Whether for a youth basketball group or another sport altogether, volunteering your time to young athletes is fulfilling, helpful, and sets a good example. When you join the ranks of athletic officials, it ties the competitive community closer together which decreases rude or negative treatment. Without officials, competitive athletics would suffer, and less athletes would have an opportunity to learn about leadership on the court.

(3) Designate Responsibility to Encourage Balance

One of the best ways to promote leadership within your team is give each athlete real responsibilities to help balance out team dynamics. Some born-leaders may jump for opportunity, but a successful coach provides the opportunity to every player. Sometimes they just need a little push. Whether it is putting equipment away, leading stretches, or acting as captain, young basketball players will step up to their duties and learn responsibility.

High school athletes are hungry to prove themselves, and their growth into future leaders is more important than a victory. Yet sometimes athletes may get so hungry to prove themselves that they burn out or become extremely stressed. This is where the balancing of dynamics will be key. By designating responsibilities, some kids will not feel pressed to take care of responsibilities all the time, both on and off the field. Leaders can also encourage balance through by telling players to take the necessary time to rest off the field. This time of rest, be it ice baths or massages, can be very essential for healing and remaining sharp on the field.

(4) Leaders, NOT Managers

This tip should be easy to understand, but may be challenging to implement. Leading and managing are similar in that they make large decisions, organize a group of people, and help them pursue a common goal. The difference lies in conveyance. Managers dictate and instruct, while leaders listen and explain. Leaders believe in positive reinforcement and respecting the team's thoughts. Managers rely on their title and don't acknowledge the team's feelings or thoughts.

If you are a genuine leader, the team will naturally gravitate towards you and respect your thoughts. They may listen to a managerial style of coaching, but it's only surface and based off a title.
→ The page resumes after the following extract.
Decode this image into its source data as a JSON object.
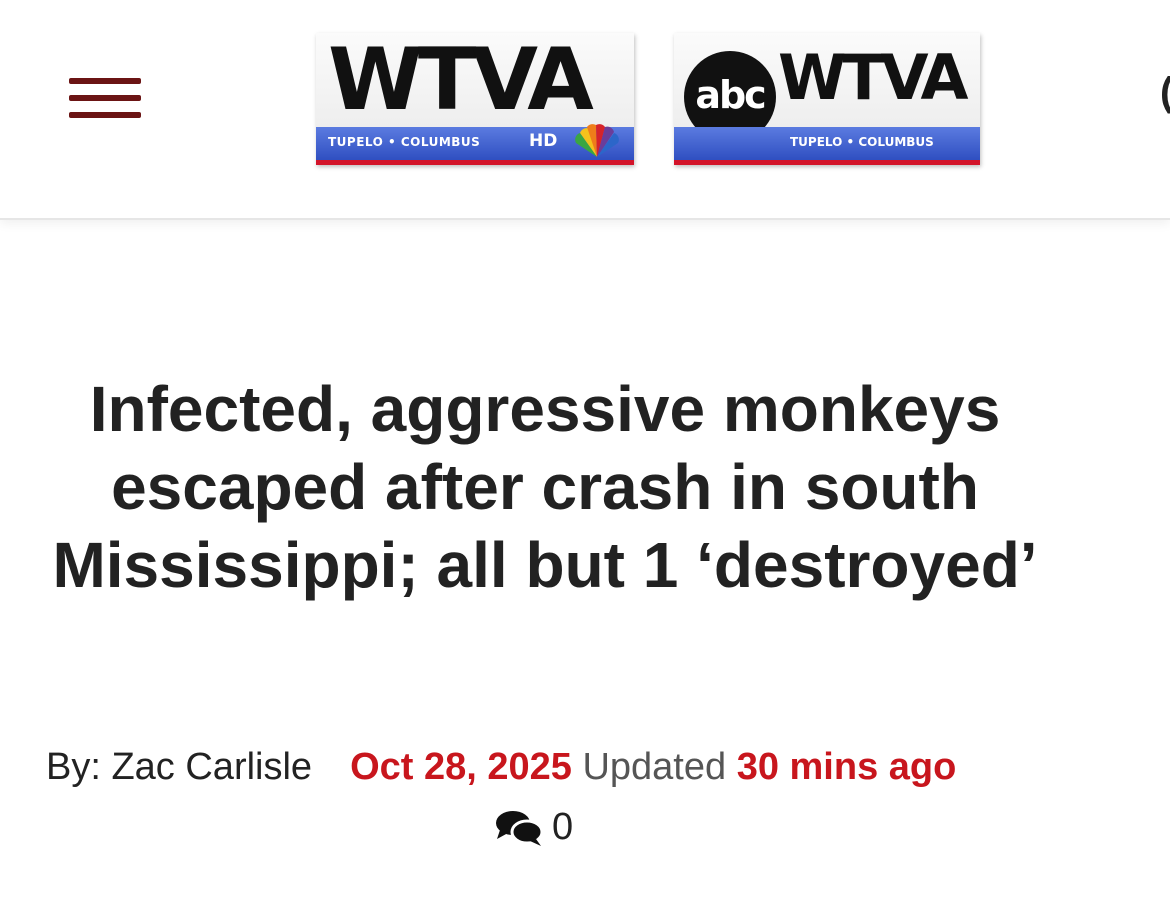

Successful basketball coaches focus on leading young athletes and molding them into future leaders. An athlete that is wholly-balanced will go further than one coached by someone only intent on the athletic components.

Articles by Sarah Daren